Protestantism and patriotism
Patriotic ideas continually recur from Bede’s eighth century 'Ecclesiastical History of the English People' onwards. But the theme of patriotism became particularly important in the aftermath of the Glorious Revolution of 1688 which saw James II overthrown in favour of William III and Mary II.
This new political settlement raised big questions about who was the true patriot: those who supported the English but Catholic James or those who advocated the Protestant but Dutch William.
Politics and patriotism
The 1730s saw this language become still more politically charged, as opponents of the first Prime Minister, Sir Robert Walpole, became known as the ‘Patriot Opposition’.
This group used certain moments in the English past as the ideal against which the debased reality of eighteenth century political life could be compared.
At Stowe, for example, Lord Cobham, a member of this Patriot group, created the Temple of British Worthies, including famous historical figures from Queen Elizabeth I to King Alfred the Great.
Patriotism and subversion
Patriotism could be politically subversive, allowing groups to believe that they, rather than the ruling powers, actually had the best interests of the country at heart.
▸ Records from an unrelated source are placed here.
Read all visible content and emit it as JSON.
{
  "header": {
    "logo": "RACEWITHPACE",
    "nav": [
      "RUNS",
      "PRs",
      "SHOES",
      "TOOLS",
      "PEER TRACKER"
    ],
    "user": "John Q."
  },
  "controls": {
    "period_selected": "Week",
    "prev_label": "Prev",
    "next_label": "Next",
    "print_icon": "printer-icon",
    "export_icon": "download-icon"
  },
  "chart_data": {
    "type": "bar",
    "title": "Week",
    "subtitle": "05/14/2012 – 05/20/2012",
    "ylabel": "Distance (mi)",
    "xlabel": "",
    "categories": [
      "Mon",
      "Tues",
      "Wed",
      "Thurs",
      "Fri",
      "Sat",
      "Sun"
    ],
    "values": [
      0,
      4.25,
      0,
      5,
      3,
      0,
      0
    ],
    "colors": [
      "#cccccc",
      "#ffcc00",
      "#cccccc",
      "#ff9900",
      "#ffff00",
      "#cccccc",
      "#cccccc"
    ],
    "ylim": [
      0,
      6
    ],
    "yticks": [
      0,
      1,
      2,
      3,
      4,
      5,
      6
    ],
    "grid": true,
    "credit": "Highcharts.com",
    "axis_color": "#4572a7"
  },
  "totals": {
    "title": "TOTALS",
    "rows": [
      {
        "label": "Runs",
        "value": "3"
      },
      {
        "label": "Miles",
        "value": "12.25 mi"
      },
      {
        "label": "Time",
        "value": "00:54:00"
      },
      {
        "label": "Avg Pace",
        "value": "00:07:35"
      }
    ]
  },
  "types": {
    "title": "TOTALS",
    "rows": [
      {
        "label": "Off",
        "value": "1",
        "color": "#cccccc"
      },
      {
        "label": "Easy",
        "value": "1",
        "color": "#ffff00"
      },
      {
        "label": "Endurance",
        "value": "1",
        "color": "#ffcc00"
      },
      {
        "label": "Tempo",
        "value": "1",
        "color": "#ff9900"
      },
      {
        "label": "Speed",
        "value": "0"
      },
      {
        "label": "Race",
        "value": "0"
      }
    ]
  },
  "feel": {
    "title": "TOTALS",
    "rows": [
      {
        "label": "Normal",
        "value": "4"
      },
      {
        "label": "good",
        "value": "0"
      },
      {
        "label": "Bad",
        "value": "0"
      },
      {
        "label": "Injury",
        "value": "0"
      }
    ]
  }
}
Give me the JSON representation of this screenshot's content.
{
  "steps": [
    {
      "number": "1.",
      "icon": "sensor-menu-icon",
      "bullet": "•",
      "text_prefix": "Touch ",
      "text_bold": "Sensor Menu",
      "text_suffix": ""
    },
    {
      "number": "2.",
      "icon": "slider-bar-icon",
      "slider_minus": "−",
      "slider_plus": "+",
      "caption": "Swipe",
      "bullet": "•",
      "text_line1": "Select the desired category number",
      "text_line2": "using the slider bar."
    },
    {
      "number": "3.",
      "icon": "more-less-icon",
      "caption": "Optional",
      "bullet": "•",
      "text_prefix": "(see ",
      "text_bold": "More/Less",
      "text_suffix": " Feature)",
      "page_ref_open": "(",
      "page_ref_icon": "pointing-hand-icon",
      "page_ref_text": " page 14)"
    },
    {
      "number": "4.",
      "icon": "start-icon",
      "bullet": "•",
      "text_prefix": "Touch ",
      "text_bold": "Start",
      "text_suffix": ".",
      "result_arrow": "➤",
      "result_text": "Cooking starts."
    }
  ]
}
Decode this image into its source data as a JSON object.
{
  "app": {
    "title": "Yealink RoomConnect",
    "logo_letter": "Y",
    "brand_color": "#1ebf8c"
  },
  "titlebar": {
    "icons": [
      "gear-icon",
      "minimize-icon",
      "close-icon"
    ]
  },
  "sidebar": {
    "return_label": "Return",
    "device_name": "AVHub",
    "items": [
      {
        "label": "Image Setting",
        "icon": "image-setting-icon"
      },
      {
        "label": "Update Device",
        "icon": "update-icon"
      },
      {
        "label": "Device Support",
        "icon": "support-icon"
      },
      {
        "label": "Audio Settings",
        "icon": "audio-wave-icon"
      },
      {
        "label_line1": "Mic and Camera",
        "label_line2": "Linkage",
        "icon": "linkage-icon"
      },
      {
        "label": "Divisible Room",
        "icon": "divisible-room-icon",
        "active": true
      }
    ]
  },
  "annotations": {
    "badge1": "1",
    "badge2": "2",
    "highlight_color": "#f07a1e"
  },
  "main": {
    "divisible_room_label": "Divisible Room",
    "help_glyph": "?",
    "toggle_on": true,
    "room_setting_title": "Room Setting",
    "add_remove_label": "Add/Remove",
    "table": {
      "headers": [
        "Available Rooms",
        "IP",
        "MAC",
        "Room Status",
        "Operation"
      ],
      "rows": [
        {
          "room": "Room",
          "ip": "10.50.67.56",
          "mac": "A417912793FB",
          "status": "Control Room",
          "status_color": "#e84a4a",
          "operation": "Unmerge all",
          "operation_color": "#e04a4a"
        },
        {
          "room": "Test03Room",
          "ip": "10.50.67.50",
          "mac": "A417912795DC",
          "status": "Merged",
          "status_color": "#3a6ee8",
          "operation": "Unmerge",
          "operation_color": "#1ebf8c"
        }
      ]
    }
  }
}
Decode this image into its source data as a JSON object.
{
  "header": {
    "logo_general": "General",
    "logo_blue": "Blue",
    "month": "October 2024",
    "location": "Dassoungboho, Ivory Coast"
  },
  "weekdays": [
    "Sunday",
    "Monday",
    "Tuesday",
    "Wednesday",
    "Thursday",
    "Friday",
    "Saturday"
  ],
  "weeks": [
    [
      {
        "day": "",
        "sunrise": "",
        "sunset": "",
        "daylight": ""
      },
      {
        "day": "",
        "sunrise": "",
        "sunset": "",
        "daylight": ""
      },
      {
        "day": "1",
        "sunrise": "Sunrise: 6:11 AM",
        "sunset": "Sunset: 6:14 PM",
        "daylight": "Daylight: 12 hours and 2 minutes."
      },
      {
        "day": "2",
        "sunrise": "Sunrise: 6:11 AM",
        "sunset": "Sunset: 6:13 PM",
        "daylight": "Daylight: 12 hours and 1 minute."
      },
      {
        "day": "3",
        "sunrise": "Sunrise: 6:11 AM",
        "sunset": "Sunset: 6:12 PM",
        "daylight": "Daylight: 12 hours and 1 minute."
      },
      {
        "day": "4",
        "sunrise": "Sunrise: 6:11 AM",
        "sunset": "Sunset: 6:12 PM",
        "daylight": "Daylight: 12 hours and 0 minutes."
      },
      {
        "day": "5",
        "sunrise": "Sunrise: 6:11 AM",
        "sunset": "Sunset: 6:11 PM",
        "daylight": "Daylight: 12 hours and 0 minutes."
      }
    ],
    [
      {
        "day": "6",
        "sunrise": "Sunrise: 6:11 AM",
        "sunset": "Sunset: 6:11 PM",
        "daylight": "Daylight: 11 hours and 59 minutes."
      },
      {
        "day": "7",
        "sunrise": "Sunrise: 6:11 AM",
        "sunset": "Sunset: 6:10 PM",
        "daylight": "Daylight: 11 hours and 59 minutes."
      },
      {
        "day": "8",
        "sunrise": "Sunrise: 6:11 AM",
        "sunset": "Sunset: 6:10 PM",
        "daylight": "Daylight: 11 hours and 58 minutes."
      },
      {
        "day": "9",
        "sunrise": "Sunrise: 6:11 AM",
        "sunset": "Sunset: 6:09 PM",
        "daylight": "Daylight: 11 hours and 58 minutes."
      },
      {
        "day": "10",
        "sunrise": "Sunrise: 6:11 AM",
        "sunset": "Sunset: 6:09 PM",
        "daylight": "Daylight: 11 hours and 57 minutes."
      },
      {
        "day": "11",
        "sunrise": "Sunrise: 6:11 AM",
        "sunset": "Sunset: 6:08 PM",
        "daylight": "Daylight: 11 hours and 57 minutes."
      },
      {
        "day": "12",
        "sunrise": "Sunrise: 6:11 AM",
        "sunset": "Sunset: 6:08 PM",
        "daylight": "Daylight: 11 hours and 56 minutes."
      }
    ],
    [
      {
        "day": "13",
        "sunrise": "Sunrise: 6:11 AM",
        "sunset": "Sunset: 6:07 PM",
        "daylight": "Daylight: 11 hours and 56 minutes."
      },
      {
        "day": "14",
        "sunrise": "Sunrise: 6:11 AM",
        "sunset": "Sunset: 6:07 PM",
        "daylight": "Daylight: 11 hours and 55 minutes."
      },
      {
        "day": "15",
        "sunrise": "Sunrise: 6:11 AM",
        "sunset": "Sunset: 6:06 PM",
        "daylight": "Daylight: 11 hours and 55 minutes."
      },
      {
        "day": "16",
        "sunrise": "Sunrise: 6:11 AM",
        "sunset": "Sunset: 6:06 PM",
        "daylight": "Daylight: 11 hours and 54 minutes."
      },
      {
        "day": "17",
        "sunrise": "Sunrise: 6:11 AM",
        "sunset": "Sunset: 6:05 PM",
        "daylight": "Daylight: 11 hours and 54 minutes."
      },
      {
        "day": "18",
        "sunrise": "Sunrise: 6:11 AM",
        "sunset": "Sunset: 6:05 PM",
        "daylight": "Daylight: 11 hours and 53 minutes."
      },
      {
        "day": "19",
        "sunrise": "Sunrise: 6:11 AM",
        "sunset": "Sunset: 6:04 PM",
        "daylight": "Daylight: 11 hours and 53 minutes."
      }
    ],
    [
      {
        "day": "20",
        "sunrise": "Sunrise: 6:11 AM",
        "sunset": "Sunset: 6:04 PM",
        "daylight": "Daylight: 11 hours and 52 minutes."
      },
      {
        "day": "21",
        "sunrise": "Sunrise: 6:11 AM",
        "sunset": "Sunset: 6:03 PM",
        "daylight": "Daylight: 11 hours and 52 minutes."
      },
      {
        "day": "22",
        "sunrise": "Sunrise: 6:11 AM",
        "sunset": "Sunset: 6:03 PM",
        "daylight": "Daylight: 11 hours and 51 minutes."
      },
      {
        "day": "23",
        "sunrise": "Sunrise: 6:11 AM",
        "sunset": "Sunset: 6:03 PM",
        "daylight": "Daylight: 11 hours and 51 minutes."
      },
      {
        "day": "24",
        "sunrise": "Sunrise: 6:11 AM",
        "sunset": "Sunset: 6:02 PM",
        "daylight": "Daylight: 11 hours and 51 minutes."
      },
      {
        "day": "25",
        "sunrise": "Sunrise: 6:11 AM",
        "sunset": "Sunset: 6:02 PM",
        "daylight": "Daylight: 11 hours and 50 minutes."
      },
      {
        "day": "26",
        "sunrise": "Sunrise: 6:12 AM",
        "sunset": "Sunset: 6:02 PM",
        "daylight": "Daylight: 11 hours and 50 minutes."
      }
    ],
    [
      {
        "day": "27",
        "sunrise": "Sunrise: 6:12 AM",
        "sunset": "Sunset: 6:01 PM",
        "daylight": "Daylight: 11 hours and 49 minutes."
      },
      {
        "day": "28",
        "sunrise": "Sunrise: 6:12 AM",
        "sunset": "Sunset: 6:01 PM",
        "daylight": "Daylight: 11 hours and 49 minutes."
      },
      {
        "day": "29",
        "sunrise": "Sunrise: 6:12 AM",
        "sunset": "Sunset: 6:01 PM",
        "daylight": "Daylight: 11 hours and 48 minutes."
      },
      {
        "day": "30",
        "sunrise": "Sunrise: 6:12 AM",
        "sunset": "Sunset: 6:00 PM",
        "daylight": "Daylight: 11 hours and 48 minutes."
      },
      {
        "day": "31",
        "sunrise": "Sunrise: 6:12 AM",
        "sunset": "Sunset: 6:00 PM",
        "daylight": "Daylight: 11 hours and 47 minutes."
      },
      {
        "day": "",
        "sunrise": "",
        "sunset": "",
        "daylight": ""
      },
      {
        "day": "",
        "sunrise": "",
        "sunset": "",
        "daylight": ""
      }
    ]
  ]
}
This was true for Jacobites opposed to William III and his successors.
It was also true of the ‘patriots’ who fought the British in the American War of Independence (1776-1783).
By the twentieth century George Orwell felt that the major difference between nationalism and patriotism was that while nationalism was by its very nature tied to an aggressive military policy, patriotism was largely passive.
Today, the question of who is the true patriot remains politically charged.
Places with patriotic connections: